Sequencers ingest transactions, both public and private, and build blocks for submission to Layer 1. Sequencers then send blocks to a federated network of provers.
Provers then break up the 16,348 individual transactions that comprise an Aztec block into trees of proofs 14 deep. They then “split up” the work of proving individual transactions, working together to construct the full Merkle tree that makes up a finalized Aztec block.
Finally, Aztec nodes provide chain data, syncing chain state, answering RPC requests, and propagating transactions.
Aztec is designed with decentralization and the sustainability of all stakeholders in mind–not just users and applications, but node providers, sequencers, and provers. All components of the stack will use commodity hardware with requirements as low or lower than their Ethereum equivalents. Stay tuned to learn how you can run Aztec infrastructure.
Aztec is a first-of-its-kind public-private hybrid zkRollup bringing together the best of Ethereum smart contracts and encrypted execution.
It is culmination of Aztec Labs’s long-term vision: a collectively-owned, fully decentralized L2 on Ethereum with encryption as a first class citizen.
We at Aztec Labs are thrilled to be able to build this together with you, and we can’t wait to see you in the forum.

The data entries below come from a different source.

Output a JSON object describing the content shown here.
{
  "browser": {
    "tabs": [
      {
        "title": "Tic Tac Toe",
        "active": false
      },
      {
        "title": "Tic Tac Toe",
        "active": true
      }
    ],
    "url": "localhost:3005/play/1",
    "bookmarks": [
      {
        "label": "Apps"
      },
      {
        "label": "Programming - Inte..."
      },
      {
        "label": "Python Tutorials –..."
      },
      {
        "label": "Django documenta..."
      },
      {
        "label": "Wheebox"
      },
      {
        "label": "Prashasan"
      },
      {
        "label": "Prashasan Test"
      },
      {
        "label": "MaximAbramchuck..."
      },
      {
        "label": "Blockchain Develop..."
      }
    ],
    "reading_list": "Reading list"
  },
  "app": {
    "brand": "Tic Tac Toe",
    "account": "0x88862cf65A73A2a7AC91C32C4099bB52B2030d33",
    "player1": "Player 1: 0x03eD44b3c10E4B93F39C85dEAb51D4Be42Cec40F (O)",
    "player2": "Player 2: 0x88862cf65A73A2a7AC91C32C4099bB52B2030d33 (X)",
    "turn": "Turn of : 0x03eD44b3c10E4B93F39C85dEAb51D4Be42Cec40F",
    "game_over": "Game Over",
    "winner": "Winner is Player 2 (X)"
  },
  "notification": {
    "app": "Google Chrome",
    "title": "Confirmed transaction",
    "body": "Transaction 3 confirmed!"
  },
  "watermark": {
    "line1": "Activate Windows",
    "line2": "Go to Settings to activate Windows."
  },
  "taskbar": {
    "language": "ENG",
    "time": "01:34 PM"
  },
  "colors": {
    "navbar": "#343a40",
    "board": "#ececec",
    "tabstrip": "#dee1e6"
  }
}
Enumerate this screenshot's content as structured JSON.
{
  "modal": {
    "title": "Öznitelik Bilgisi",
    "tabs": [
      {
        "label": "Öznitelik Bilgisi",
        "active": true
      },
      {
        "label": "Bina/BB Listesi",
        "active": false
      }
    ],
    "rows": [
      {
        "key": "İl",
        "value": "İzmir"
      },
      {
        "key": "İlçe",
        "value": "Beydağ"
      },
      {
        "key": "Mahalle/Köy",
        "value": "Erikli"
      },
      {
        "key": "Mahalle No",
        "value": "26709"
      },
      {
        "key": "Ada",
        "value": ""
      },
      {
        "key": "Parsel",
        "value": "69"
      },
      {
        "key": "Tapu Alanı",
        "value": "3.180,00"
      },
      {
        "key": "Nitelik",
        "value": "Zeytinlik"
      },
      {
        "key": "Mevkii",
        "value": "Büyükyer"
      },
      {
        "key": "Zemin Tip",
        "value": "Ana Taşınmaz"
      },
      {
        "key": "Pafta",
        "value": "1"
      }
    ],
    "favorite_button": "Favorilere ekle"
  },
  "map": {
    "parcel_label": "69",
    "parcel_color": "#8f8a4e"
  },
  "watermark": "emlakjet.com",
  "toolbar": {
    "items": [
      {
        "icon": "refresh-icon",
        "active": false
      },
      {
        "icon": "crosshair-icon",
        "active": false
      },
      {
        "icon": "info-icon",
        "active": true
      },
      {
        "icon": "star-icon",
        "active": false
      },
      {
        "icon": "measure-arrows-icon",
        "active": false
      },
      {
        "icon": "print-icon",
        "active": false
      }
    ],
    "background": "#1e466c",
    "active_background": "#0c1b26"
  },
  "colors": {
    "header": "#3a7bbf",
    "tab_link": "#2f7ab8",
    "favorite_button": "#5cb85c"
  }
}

Build with us
Visit our website and documentation to learn more and get started.
We’ve also compiled a long list of learning resources on both Aztec and Noir:
1️Get an overview with CEO Zac Williamson’s explanation of the history of Aztec and Noir: https://zeroknowledge.fm/273-2/
2Explore Aztec’s milestones and specifications, and learn more about the protocol.
3 Get started building with Noir using our Awesome Noir repo and the Noir documentation.
4Join the latest discussion of the roadmap and protocol: https://discourse.aztec.network/
5 Building on Noir and want to chat directly to our DevRel team?
Sign up for developer office hours.
Contact our team directly with questions at firstname.lastname@example.org.
Join our team
Aztec Labs is on the lookout for talented engineers, cryptographers, and business people to accelerate our vision of encrypted Ethereum.
If joining our mission to bring scalable privacy to Ethereum excites you, check out our open roles.
And continue the conversation with us on Discourse or Twitter.